*** Opening of DATA SECTION ***
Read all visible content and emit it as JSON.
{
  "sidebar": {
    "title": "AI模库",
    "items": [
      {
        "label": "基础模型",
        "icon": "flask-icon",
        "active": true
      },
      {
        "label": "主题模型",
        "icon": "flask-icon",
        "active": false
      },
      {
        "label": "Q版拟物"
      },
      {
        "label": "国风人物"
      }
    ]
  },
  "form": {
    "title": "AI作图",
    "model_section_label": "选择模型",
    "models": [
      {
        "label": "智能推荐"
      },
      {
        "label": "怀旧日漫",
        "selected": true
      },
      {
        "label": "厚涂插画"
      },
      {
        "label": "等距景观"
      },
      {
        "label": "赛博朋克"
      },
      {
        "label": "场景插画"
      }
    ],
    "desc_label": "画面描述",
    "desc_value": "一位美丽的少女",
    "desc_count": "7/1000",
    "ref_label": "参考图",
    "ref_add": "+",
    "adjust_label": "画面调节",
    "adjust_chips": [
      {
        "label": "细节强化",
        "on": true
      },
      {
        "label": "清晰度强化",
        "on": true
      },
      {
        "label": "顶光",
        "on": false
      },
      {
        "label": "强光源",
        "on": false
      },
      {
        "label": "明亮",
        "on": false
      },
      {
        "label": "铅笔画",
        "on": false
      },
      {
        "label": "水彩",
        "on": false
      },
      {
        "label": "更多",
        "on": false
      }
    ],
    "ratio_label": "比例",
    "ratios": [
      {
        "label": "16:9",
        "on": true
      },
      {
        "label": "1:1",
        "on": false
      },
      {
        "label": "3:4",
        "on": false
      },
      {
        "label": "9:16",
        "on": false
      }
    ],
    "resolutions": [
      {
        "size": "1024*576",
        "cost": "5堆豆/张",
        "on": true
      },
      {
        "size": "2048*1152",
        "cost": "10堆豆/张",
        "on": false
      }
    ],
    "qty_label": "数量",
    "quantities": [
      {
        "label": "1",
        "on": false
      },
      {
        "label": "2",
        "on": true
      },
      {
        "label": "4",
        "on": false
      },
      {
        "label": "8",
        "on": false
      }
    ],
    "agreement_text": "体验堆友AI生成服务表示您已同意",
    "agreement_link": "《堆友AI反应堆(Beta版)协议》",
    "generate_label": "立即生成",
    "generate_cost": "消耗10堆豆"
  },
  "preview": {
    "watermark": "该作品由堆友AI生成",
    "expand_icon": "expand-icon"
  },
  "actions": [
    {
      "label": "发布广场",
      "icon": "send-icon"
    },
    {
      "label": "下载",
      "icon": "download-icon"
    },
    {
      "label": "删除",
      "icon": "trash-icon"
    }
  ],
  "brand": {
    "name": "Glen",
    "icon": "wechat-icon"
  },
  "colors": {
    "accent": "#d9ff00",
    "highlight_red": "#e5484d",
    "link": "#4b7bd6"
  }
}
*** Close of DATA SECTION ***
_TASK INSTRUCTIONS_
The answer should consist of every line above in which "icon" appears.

_RESULT FOR THIS EXERCISE_
        "icon": "flask-icon",
        "icon": "flask-icon",
    "expand_icon": "expand-icon"
      "icon": "send-icon"
      "icon": "download-icon"
      "icon": "trash-icon"
    "icon": "wechat-icon"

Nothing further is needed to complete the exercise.